You can hardly blame them. With its win over Holy Cross last weekend the Green ran its current winning streak to 15 in a row, the longest major college string in the nation. Now, football fans have to have something to complain about; for Indian followers it's getting more difficult every week.
Dartmouth supporters were complaining early this year about the absence of four of last year's starters, including All-Ivy center Don Mckinnon and star quarterback Bill King. (The Dartmouth newspaper even began calling King "All-East" while bemoaning his loss--this deification of a graduated player is a sure sign of nostalgia and present discontent).
Indian fans were soon thwarted in their complaints, however, when they learned that Dana Kelley, the present Green quarterback, may be better than King Kelley has completion 32 of 47 passes for an incredible 70 per cent completion record. King never came close to that mark, and it's hard to remember another quarterback who has, Archie Roberts and Roger Staubach led the nation with 60 per cent passing accuracy last year.
As for the line, the holes left by Mckinnon's graduation and the loss of the starting tackles haven't been too hard to replace. In fact the newly reassembled line has led the nation in rushing defense despite the temporary loss of guard Bill Curran, a returning starter. The Green has given up a paltry 60 yards per game on the ground.
All this stopped Indian fans from complaining about graduation losses. So they began complaining about injuries. Curran was hurt, they said, and so was his running mate at guard, Ed Keible. Then Tom Spangenberg, the Green's top back, was supposed to be only at half speed for the Holy Cross game. As it turned out, he carried the ball 16 times, caught five passes, and scored one touchdown. In fact, Spangenberg leads the Dartmouth team in running, pass receiving punting, and returning kickoffs. He, along with the two guards, will be in perfect shape Saturday.
But it is undeniable that despite Dartmouth's numerous assets, the Indians have been sputtering on the field this year. They squeaked past Bucknell, 20-18, in their opener. After crashing a weak Pennsylvania squad 28-0 the next weekend, they barely beat Brown 14-7 and scored in the last five minutes to defeat Holy Cross 14-3 last Saturday.
Most of the scores, however, can be traced to the Indian's one real weakness--the lack of an adequate pass defense. Opposing quarterbacks have completed 51 of the 90 passes they have launched against the Indians this year. All five touchdowns scored against the Green have come through the air.
Whether vulnerability to air strikes will cost the Indians a great deal, or the game, this weekend is uncertain. Harvard's Mike Bassett passes only when necessary and sometimes not even then. But if the strong Dartmouth defense can stop the strong Crimson running game, Bassett may be forced to take to the air.

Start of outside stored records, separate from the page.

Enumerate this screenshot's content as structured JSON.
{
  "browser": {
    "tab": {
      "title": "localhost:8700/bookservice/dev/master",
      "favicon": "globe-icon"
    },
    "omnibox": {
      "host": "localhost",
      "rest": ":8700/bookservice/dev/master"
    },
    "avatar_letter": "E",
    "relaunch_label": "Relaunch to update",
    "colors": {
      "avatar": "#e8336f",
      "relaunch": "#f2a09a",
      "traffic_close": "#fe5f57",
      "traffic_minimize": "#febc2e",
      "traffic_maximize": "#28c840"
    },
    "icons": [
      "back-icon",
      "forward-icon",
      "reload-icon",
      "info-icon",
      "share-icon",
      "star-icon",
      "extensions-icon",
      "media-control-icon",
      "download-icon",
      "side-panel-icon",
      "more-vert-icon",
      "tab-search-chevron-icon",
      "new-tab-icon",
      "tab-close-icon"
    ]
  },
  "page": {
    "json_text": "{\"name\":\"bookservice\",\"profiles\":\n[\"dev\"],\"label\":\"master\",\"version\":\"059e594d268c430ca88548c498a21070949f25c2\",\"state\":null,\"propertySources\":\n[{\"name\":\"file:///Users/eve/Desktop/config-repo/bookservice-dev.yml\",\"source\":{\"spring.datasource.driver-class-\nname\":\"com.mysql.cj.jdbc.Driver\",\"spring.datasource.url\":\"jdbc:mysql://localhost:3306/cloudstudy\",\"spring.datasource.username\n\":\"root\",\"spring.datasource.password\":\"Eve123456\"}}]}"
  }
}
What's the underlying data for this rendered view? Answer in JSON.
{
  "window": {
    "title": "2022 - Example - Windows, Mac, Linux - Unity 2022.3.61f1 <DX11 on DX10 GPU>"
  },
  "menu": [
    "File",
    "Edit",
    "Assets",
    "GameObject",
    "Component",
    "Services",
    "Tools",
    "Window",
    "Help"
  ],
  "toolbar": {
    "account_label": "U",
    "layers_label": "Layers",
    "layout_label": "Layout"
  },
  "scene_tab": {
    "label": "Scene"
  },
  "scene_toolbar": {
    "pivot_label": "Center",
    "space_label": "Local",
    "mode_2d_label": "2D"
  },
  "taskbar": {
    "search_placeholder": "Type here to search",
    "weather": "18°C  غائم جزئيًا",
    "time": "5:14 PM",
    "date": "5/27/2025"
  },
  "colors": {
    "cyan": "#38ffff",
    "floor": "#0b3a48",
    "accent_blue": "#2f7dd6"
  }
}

As for the offense, Dartmouth is set. Besides Spangenberg and Kelley, they can use big fullback Tom Parkinson, who has a rushing average of better than four yards per carry. Jack McLean, a 160-pound scatback, runs well and is a first-class pass receiver. The line is big and fast, and the ends, Charles Greer and captain Scott Greelman, are the equals of any in the Ivy League. Bob Komives, McKinnon's replacement at center, is the lightest man in the line at 190. Curran and Keible are 220-pounders, as are the more inexperienced tackles, Jan Dephouse and Dale Runge.
The Indians unquestionably have been playing under par up until now. Like Harvard, Dartmouth has been hurt by fumbles, interceptions, penalties, and unnecessarily sloppy play. Saturday's battle with the Crimson is one of the biggest of the season for the Indians, and they can be counted on to be at their best. And their best is awfully good